Volkswagen production kept increasing through the late 1950s. In 1958, the larger rear window that most people see in Beetles today (Ovals and Splits are much more rare than the larger window Beetles) was adopted. In each year, minor changes were made to the Beetle, and the other cars in Volkswagen's lineup, but nothing very drastic. Different turn signals were added, slightly improved engines, and other small things were common in the year to year changes. Volkswagen also had a very successful advertising campaign in the 1960s which helped contribute to its success in the United States. The Disney movie, Herbie, also helped promote the Beetle. The Herbie movies portrayed the Beetle as a "love bug." Later in the 1960s, Volkswagen produced over one million Beetles each year. 1969 was the most productive year for Volkswagen.
After the Beetle's boom years in the late 1960s, its sales began to decline. In 1967, the transporter underwent major design changes, and in 1969 on US Export Beetles, VW added CV joints in the rear of the car in an effort to improve high speed stability on American highways. The traditional swingaxle system worked Ok, but at high speeds tended to lose stability. In 1971, Volkswagen developed a *new* car called the Super Beetle. The Super Beetle had modern MacPherson struts in the front instead of the older transverse beam arrangement it had since the 1930s: this new suspension allowed the trunk to be deeper, thus creating more luggage space in the front trunk. The Super Beetles of '71 had the same windshields as the standard Beetles did, but from '72-'74, a wrap around curved windshield was implemented. These were the only Beetles to have anything in the way of a real dashboard. Super Beetles were smoother cruisers on the highway, but did not make good Baja Beetle platforms. Ever increasing US government regulations on safety and emissions controls pushed the Beetle to its limits. The Beetle could not be adapted to keep up with the other cars in the industry. Volkswagen stopped production of the Beetle sedan in 1977, and stopped production of the cabriolet in 1979.

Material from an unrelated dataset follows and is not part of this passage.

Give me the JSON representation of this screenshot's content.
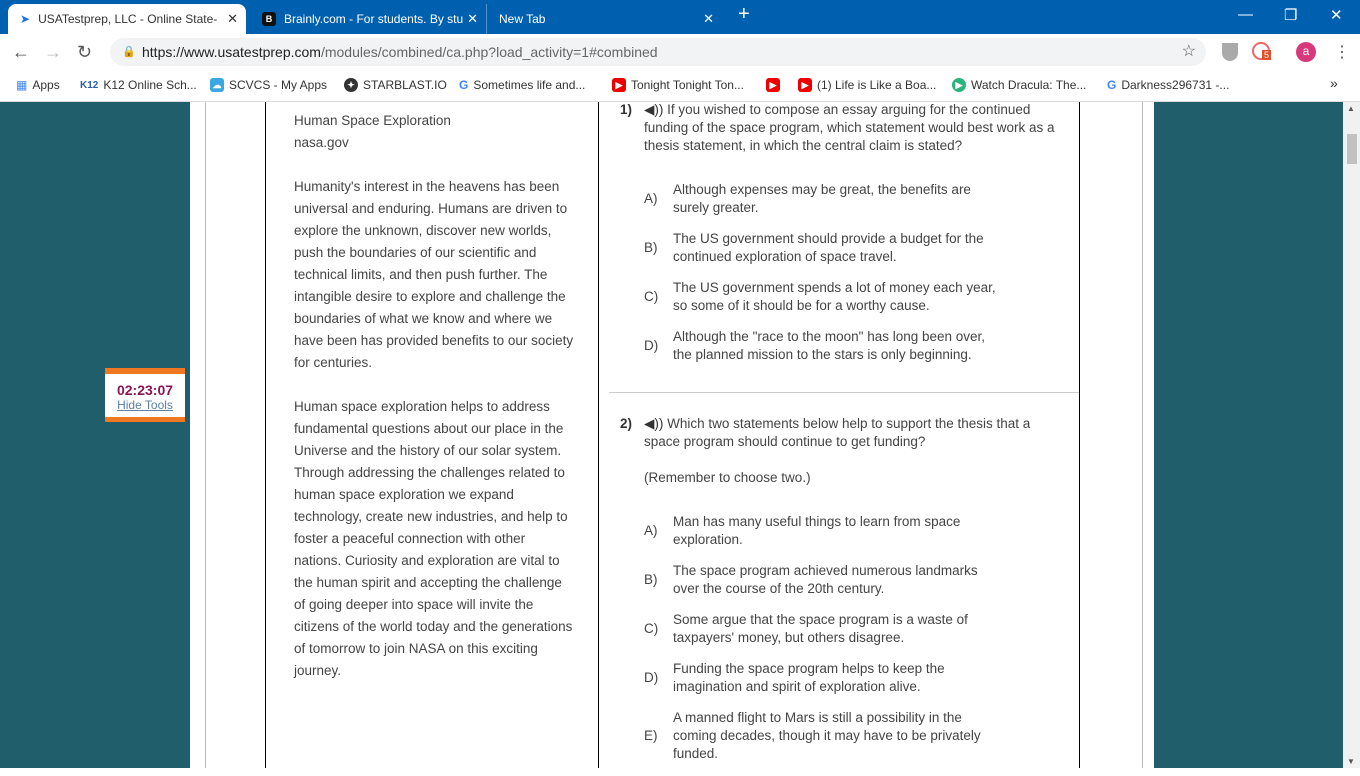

However, the Beetle was still thriving in Mexico and South America. Volkswagen of Brazil continued building Beetles and VW Vans until 1993. Volkswagen of Mexico still hasn't stopped building Beetles! In fact, the Beetle is by far the most popular car in Mexico. Take a look at the picture to see a common view of a Mexican street: count the Beetles.